Cameleon's Effects panel includes the obligatory complement of effects — distortion, chorus, stereo delay, and reverb — as well as a resonant multimode filter and a formant filter (see Fig. 3). It might seem odd to have the filters in the effects section, but remember this is additive synthesis, and filters are not part of the basic voice structure.
With the exception of the formant filter, the effects are basic, with three or four controls each. Distortion has harmonic distortion, tube-emulating overdrive, bass enhancement, and a simple compressor. The stereo delay has separate delay times for the left and right channels, but the delays are always synced to tempo. Randomization applies to all effects parameters including whether the effect is on or off. Randomizing does not currently affect the formant filter, but that is planned for a future release.
The formant filter is the most interesting Cameleon effect and comes with 15 presets to get you started. Like the envelopes, you set up the formant filter by creating and moving breakpoints, with the horizontal position indicating frequency and the vertical position controlling cut or boost. Also like the envelopes, you can have as many as 128 breakpoints. The frequency range is 20 Hz to 20 kHz. You can shift the entire filter spectrum up or down in frequency using MIDI or one of Cameleon's built-in modulators.
Cameleon's Mod panel allows you to map eight modulation sources to eight targets, with individual range settings for each mapping. Sources have two LFOs and a breakpoint envelope as well as most MIDI messages, with note number and Velocity. Modulation targets have the individual Morph Square dimensions and most effects parameters. You can also use Cameleon's MIDI Learn function to directly assign any MIDI controller to any knob, button, or numerical control.
The LFOs are rather basic, with sine, saw, and square waveforms and, like the delay times, must always be synced to tempo. The LFO rate ranges from eight measures to one eighth note. The breakpoint envelope is a welcome addition. Its routing is somewhat limited, but includes most of Cameleon's morphing and filter parameters.
Cameleon's Easy panel is used for global settings such as maximum number of voices and maximum number of harmonics (useful for saving CPU), output mix of the harmonic and noise-based components of the sound, a dedicated LFO for vibrato and tremolo, and a dedicated output-amplitude envelope. The envelope has a Loop button, which turns on looping for the harmonic and noise components of each of Cameleon's four voices. It also features a useful Stretch control for stretching or shrinking the harmonic and noise breakpoint envelopes of each voice.
Cameleon takes an interesting approach to additive synthesis, and its ability to analyze and resynthesize audio or graphics files as well as to morph among four voices greatly increases its reach. With all that flexibility, it's almost a no-brainer to come up with original sounds. Finally, the extensive preset library and the well-written manual help make this complex synth quickly accessible.
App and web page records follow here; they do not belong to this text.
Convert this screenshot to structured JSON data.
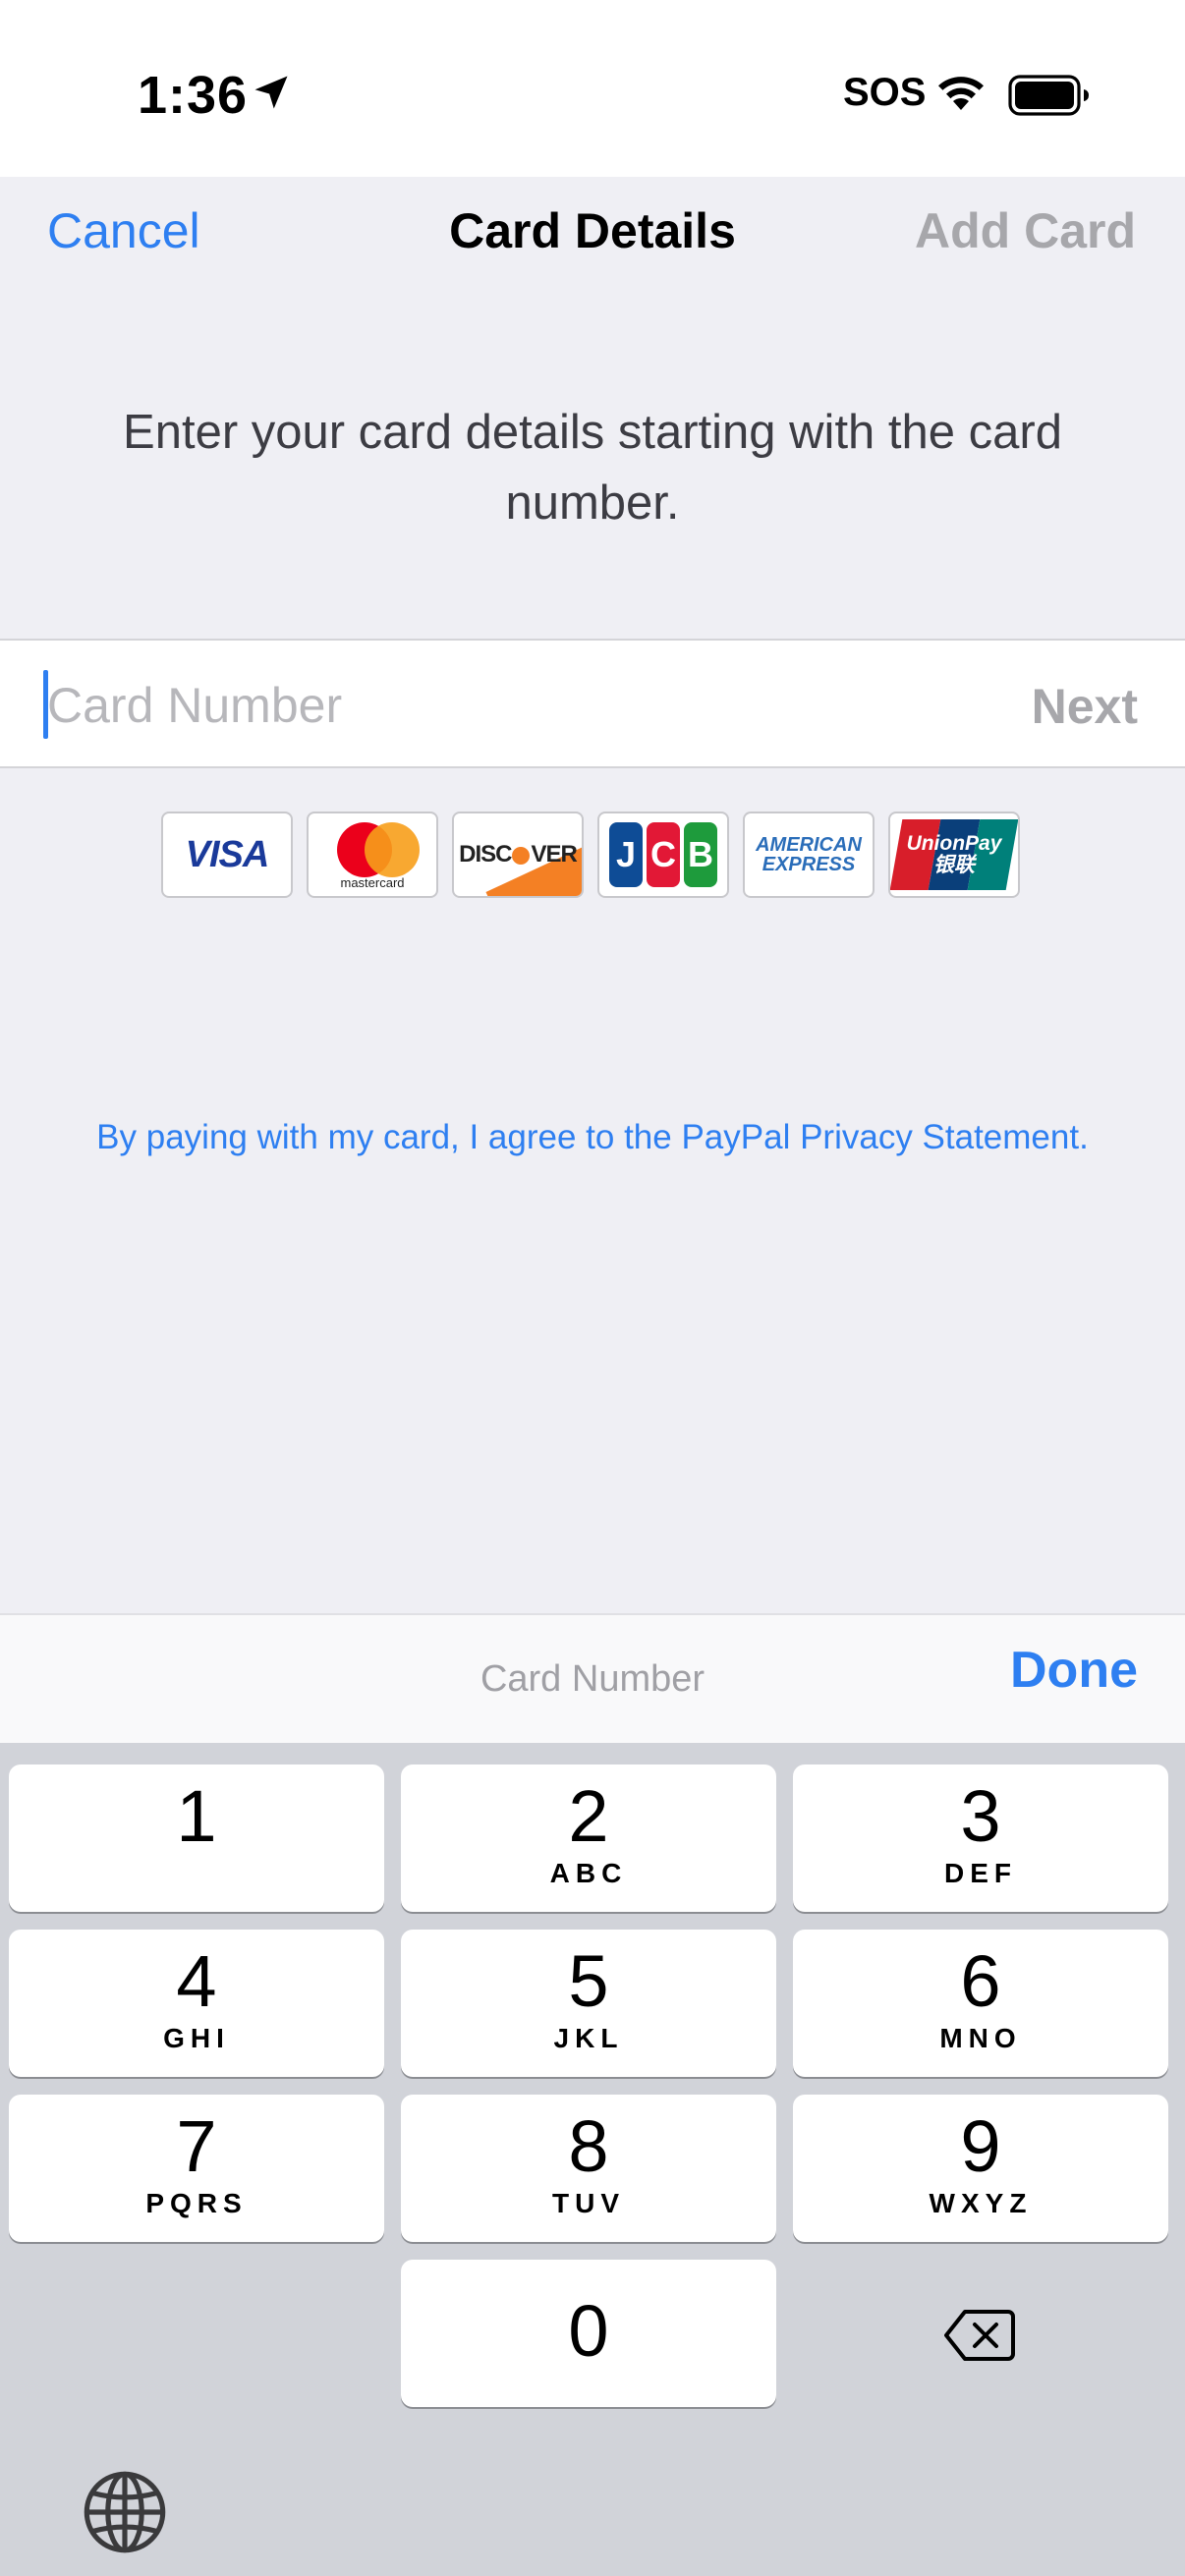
{
  "status_bar": {
    "time": "1:36",
    "sos": "SOS"
  },
  "nav": {
    "cancel": "Cancel",
    "title": "Card Details",
    "add_card": "Add Card"
  },
  "intro_text": "Enter your card details starting with the card number.",
  "card_input": {
    "placeholder": "Card Number",
    "next": "Next"
  },
  "card_logos": {
    "visa": "VISA",
    "mastercard": "mastercard",
    "discover_left": "DISC",
    "discover_right": "VER",
    "jcb": [
      "J",
      "C",
      "B"
    ],
    "amex_line1": "AMERICAN",
    "amex_line2": "EXPRESS",
    "unionpay_line1": "UnionPay",
    "unionpay_line2": "银联"
  },
  "privacy_text": "By paying with my card, I agree to the PayPal Privacy Statement.",
  "accessory": {
    "label": "Card Number",
    "done": "Done"
  },
  "keypad": {
    "keys": [
      {
        "digit": "1",
        "letters": ""
      },
      {
        "digit": "2",
        "letters": "ABC"
      },
      {
        "digit": "3",
        "letters": "DEF"
      },
      {
        "digit": "4",
        "letters": "GHI"
      },
      {
        "digit": "5",
        "letters": "JKL"
      },
      {
        "digit": "6",
        "letters": "MNO"
      },
      {
        "digit": "7",
        "letters": "PQRS"
      },
      {
        "digit": "8",
        "letters": "TUV"
      },
      {
        "digit": "9",
        "letters": "WXYZ"
      },
      {
        "digit": "0",
        "letters": ""
      }
    ]
  },
  "colors": {
    "accent": "#2e7ff1",
    "disabled": "#a7a7ab",
    "background": "#efeff4",
    "keyboard": "#d1d3d9"
  }
}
Whether additive synthesis appeals to you or not, you owe it to yourself to download the demo from Camel Audio's Web site, www.camelaudio.com, to try it out.
Len Sassois an associate editor of EM. He can be contacted through his Web site atwww.swiftkick.com.
Minimum System Requirements
MAC: G4/400 MHz; 128 MB RAM; Mac OS 9/OS X
PC: Pentium III/600 GHz; 128 MB RAM; Windows 98/XP
Cameleon 1.3 (Mac/Win)
FEATURES4.0EASE OF USE3.0QUALITY OF SOUNDS4.5VALUE3.5
RATING PRODUCTS FROM 1 TO 5
PROS: Excellent and unusual sounding. Extensive preset library and randomization options. Morphing and analysis-resynthesis greatly expand sound palette.
CONS: LFOs and delay times always synced to tempo. Breakpoint editing can be touchy.